NATO Team ensures safe skies during Riga Summit
By Maj. Lisa Neidinger, 3rd Air Force Public Affairs
/ Published December 08, 2006
RAMSTEIN AIR BASE, Germany -- While Airmen around USAFE were gathering to celebrate Thanksgiving, duty called for more than 450 other Airmen in seven European countries to support the NATO Riga Summit in Latvia.
Called Operation Peaceful Summit, the military effort enhanced ongoing Baltic Air Policing activities with additional aircraft, communications and maintenance support to ensure safe skies as 26 heads of state met at NATO's Riga Summit.
Preparations began with Airmen deploying before Thanksgiving. Members of the 32nd Air Operations Center, Ramstein provided traffic control, air battle management plus command and control, while Airmen from First Combat Communications Squadron, Ramstein provided vital communications support to link the NATO combine and joint operation. Aircraft support included F-15 Strike Eagles from RAF Lakenheath, United Kingdom, F-16 CG Fighting Falcons from Aviano Air Base, Italy, F-16 CJ Fighting Falcons from Spangdahlem Air Base, Germany, KC-135 Stratotanker Aerial Refuelers from RAF Mildenhall, United Kingdom, E-3 Sentry Airborne Warning Systems from Geilenkirchen, Germany and Army HH-60 Helicopters from the 3rd of the 158th Aviation Regiment, Katterbach, Germany. Additionally, Ramstein's 86th Airlift Wing flew myriad support missions using C-130, C-20 and C-21 Aircraft.
USAFE Commander General Tom Hobbins led the overall effort in his NATO role as Commander, Air Component Command said the mission was complex but that Airmen executed with great professionalism. "What we did was provide was provide military aircraft and infrastructure to assist not only with the President of the United States visits to Tallin, Estonia and Riga, but to the overall NATO Summit Nov. 28 and 29th."
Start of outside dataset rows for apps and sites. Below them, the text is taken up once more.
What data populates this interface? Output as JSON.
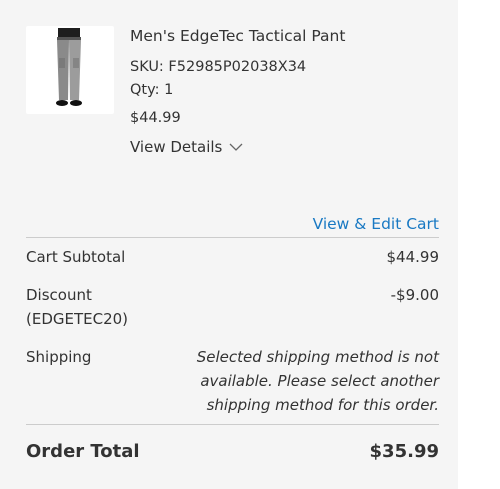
{
  "product": {
    "name": "Men's EdgeTec Tactical Pant",
    "sku": "SKU: F52985P02038X34",
    "qty": "Qty: 1",
    "price": "$44.99",
    "details_label": "View Details",
    "image_icon": "pants-product-image"
  },
  "cart": {
    "view_edit_label": "View & Edit Cart"
  },
  "totals": {
    "subtotal_label": "Cart Subtotal",
    "subtotal_value": "$44.99",
    "discount_label_line1": "Discount",
    "discount_label_line2": "(EDGETEC20)",
    "discount_value": "-$9.00",
    "shipping_label": "Shipping",
    "shipping_message": "Selected shipping method is not available. Please select another shipping method for this order.",
    "order_total_label": "Order Total",
    "order_total_value": "$35.99"
  },
  "colors": {
    "link": "#1979c3",
    "panel_bg": "#f5f5f5",
    "text": "#333333",
    "divider": "#cccccc"
  }
}
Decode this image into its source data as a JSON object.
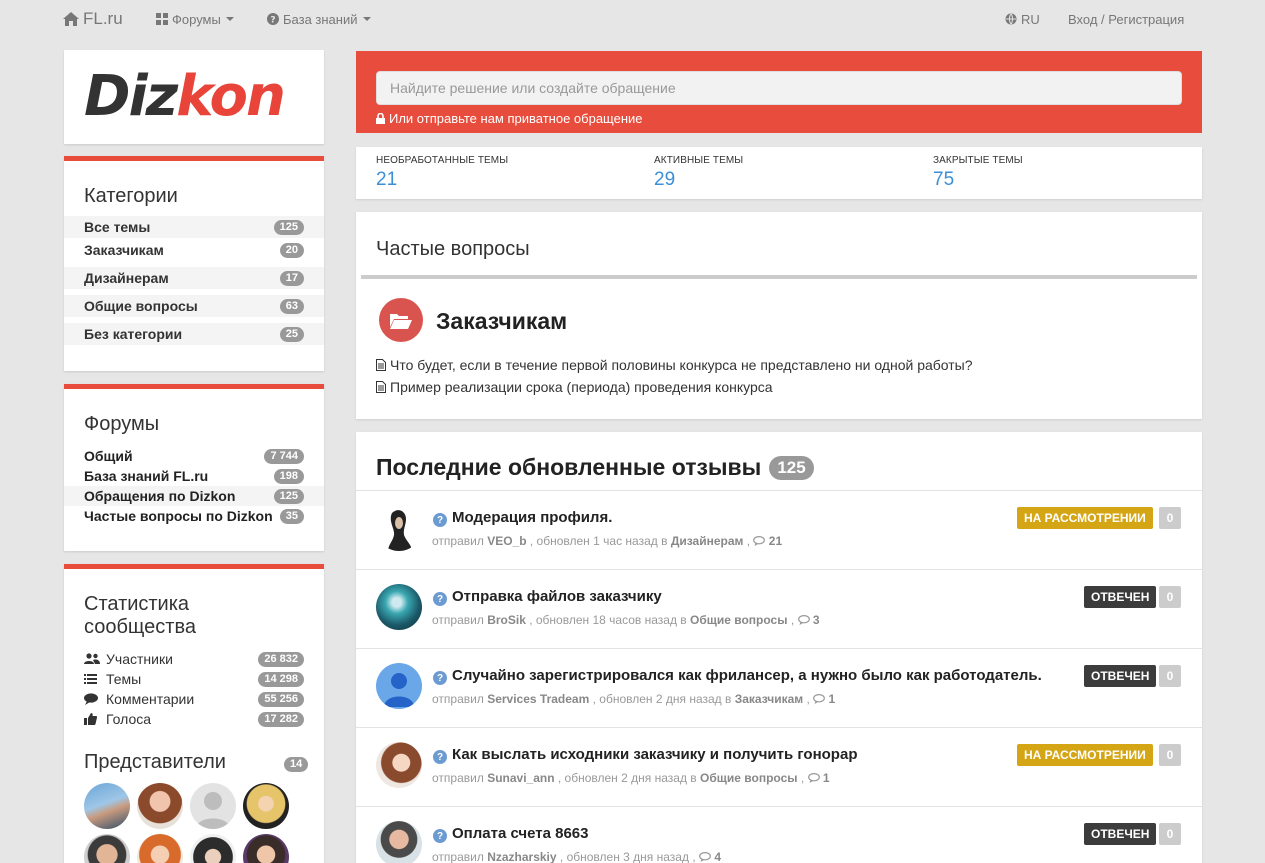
{
  "nav": {
    "brand": "FL.ru",
    "forums": "Форумы",
    "knowledge": "База знаний",
    "lang": "RU",
    "login": "Вход / Регистрация"
  },
  "logo": {
    "part1": "Diz",
    "part2": "kon"
  },
  "categories": {
    "title": "Категории",
    "items": [
      {
        "label": "Все темы",
        "count": "125"
      },
      {
        "label": "Заказчикам",
        "count": "20"
      },
      {
        "label": "Дизайнерам",
        "count": "17"
      },
      {
        "label": "Общие вопросы",
        "count": "63"
      },
      {
        "label": "Без категории",
        "count": "25"
      }
    ]
  },
  "forums": {
    "title": "Форумы",
    "items": [
      {
        "label": "Общий",
        "count": "7 744"
      },
      {
        "label": "База знаний FL.ru",
        "count": "198"
      },
      {
        "label": "Обращения по Dizkon",
        "count": "125"
      },
      {
        "label": "Частые вопросы по Dizkon",
        "count": "35"
      }
    ]
  },
  "community": {
    "title_line1": "Статистика",
    "title_line2": "сообщества",
    "items": [
      {
        "label": "Участники",
        "count": "26 832",
        "icon": "users-icon"
      },
      {
        "label": "Темы",
        "count": "14 298",
        "icon": "list-icon"
      },
      {
        "label": "Комментарии",
        "count": "55 256",
        "icon": "comments-icon"
      },
      {
        "label": "Голоса",
        "count": "17 282",
        "icon": "thumbs-up-icon"
      }
    ]
  },
  "reps": {
    "title": "Представители",
    "count": "14"
  },
  "search": {
    "placeholder": "Найдите решение или создайте обращение",
    "private_link": "Или отправьте нам приватное обращение"
  },
  "topic_stats": [
    {
      "label": "НЕОБРАБОТАННЫЕ ТЕМЫ",
      "value": "21"
    },
    {
      "label": "АКТИВНЫЕ ТЕМЫ",
      "value": "29"
    },
    {
      "label": "ЗАКРЫТЫЕ ТЕМЫ",
      "value": "75"
    }
  ],
  "faq": {
    "title": "Частые вопросы",
    "category": "Заказчикам",
    "questions": [
      "Что будет, если в течение первой половины конкурса не представлено ни одной работы?",
      "Пример реализации срока (периода) проведения конкурса"
    ]
  },
  "reviews": {
    "title": "Последние обновленные отзывы",
    "count": "125",
    "sent_by": "отправил",
    "items": [
      {
        "title": "Модерация профиля.",
        "author": "VEO_b",
        "updated": ", обновлен 1 час назад в",
        "category": "Дизайнерам",
        "comments": "21",
        "status": "НА РАССМОТРЕНИИ",
        "status_color": "#d4a514",
        "votes": "0"
      },
      {
        "title": "Отправка файлов заказчику",
        "author": "BroSik",
        "updated": ", обновлен 18 часов назад в",
        "category": "Общие вопросы",
        "comments": "3",
        "status": "ОТВЕЧЕН",
        "status_color": "#3c3c3c",
        "votes": "0"
      },
      {
        "title": "Случайно зарегистрировался как фрилансер, а нужно было как работодатель.",
        "author": "Services Tradeam",
        "updated": ", обновлен 2 дня назад в",
        "category": "Заказчикам",
        "comments": "1",
        "status": "ОТВЕЧЕН",
        "status_color": "#3c3c3c",
        "votes": "0"
      },
      {
        "title": "Как выслать исходники заказчику и получить гонорар",
        "author": "Sunavi_ann",
        "updated": ", обновлен 2 дня назад в",
        "category": "Общие вопросы",
        "comments": "1",
        "status": "НА РАССМОТРЕНИИ",
        "status_color": "#d4a514",
        "votes": "0"
      },
      {
        "title": "Оплата счета 8663",
        "author": "Nzazharskiy",
        "updated": ", обновлен 3 дня назад",
        "category": "",
        "comments": "4",
        "status": "ОТВЕЧЕН",
        "status_color": "#3c3c3c",
        "votes": "0"
      }
    ]
  }
}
Gen. Hobbins explained that up to 25 fighter aircraft were patrolling the joint area of operations at any given time to ensure safe skies in the Baltics. "We had a very good NATO recognized air picture, oftentimes called a RAP, fed in by all the NATO Combined Air Operations Centers, showing all the aircraft in flight. Whether it was a cargo airplane, a civilian aircraft or a military aircraft, we had all those aircraft in our system and we knew exactly what their flight plans were, what their routes of flight were programmed for, what transmissions would come from their identifications systems. We had a God's eye view of the joint air operations space and ensured no one flew into the restricted airspace."
Over six months of planning laid the groundwork for Operation Peaceful Summit. Officials prepared by running 12 different tabletop exercises and practice intercepts. "In every case, our teams performed superbly," Gen. Hobbins said. "I feel such a tremendous sense of pride in watching our folks succeed under the most amazing weather conditions."
Weather throughout the joint area of operations proved difficult at times, but thanks to prepositioned aircraft at Udem, Germany, Skrydstrup, Denmark and Siauliai, Lithuania, plus the aircraft operating out of home station at Mildenhall and Lakenheath in the UK, Geilenkirchen, Ramstein and Spangdahlem in Germany, plus Aviano, Italy, flexible forces provided the right mix of needed aircraft.
When asked if there were any tense moments during the NATO summit, Gen. Hobbins said that while there were instances where they had to check aircraft identification, but great coordination paid off. "No one flew in the JOA accidentally and we didn't have any issues," Gen. Hobbins said. "I have a lot of pride in what we've done...I often say it's all about the team, and that was especially true during Operation Peaceful Summit."